A member's bill to increase the penalties for dog owners whose pets chase, attack or kill farmed animals will require significant amendment and clear guidance as to how it will work in practice if it is to meet its aim, a Holyrood committee has reported.

In its stage 1 report on the Dogs (Protection of Livestock) (Amendment) (Scotland) Bill, the Rural Economy & Connectivity Committee supports the general principles of the bill, but expresses concerns about the effectiveness of the enforcement and prosecution provisions and the lack of clarity around the practical application of the legislation.

Introduced by Emma Harper, SNP member for the South of Scotland, the bill would provide additional powers for the investigation and enforcement of "livestock worrying" offences and increase the maximum penalty to six months’ imprisonment, a fine of £5,000, or both.

The committee reports that while higher penalties may be justified, it is unconvinced that increased sentencing powers alone would act as a deterrent, and questions whether the measures relating to compensation for livestock owners are necessary given existing remedies available to the courts.

It also notes evidence that the proposed disqualification orders on convicted persons from owning or keeping a dog, or taking a dog on to land where livestock may be present, may be incompatible with the European Convention on Human Rights, and calls for clarification as to how these orders would be applied, enforced and monitored.

The report further considers that proposals to grant the police the power of entry, search and seizure without a warrant when cases of livestock worrying are being investigated should be removed, due to very real concerns about the necessity and legality of such a power. It also calls for the removal of provisions to allow the creation of new inspection bodies, as it considers that responsibility for dealing with offences should lie only with the police.
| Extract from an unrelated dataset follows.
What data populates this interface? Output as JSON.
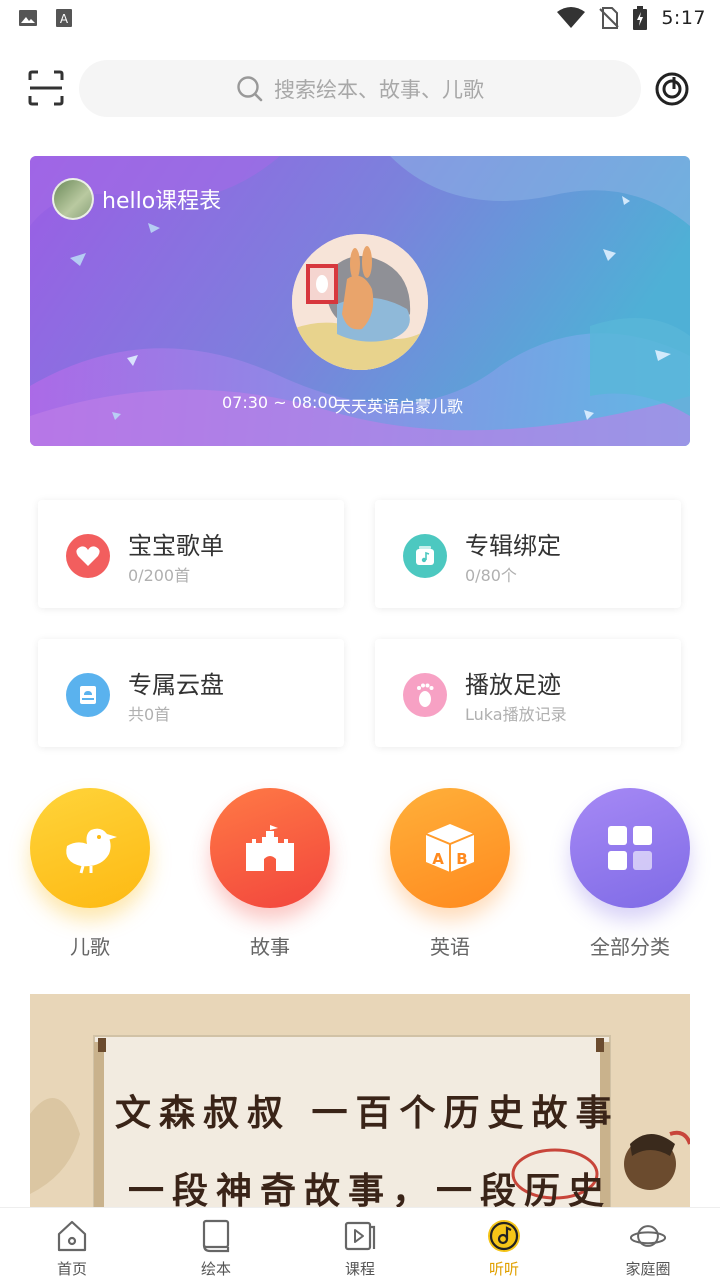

Committee convener Edward Mountain MSP commented: "In principle the committee is supportive of new legislation which would introduce tougher enforcement powers and increase penalties for livestock worrying, as dog attacks can cause suffering to farm animals and significant financial cost to farmers. However, the evidence from stakeholders has highlighted a number of areas in the bill on which the committee considers more clarity and/or amendment is needed to assist in achieving its objectives and making it as effective as possible. 

"In particular, our report raises concerns about the lack of clarity around the intent, appropriateness and practical application of several of the enforcement and prosecution provisions in the bill. We have also called for the specific proposals to create new inspection bodies and those to grant the police the power of entry, search and seizure without a warrant in cases of livestock worrying to be removed from the bill.

"We have asked the member in charge to work with Scottish Government to address these issues in order to ensure that this legislation can complete its passage before the end of the current parliamentary session."

Click here to view the committee’s report.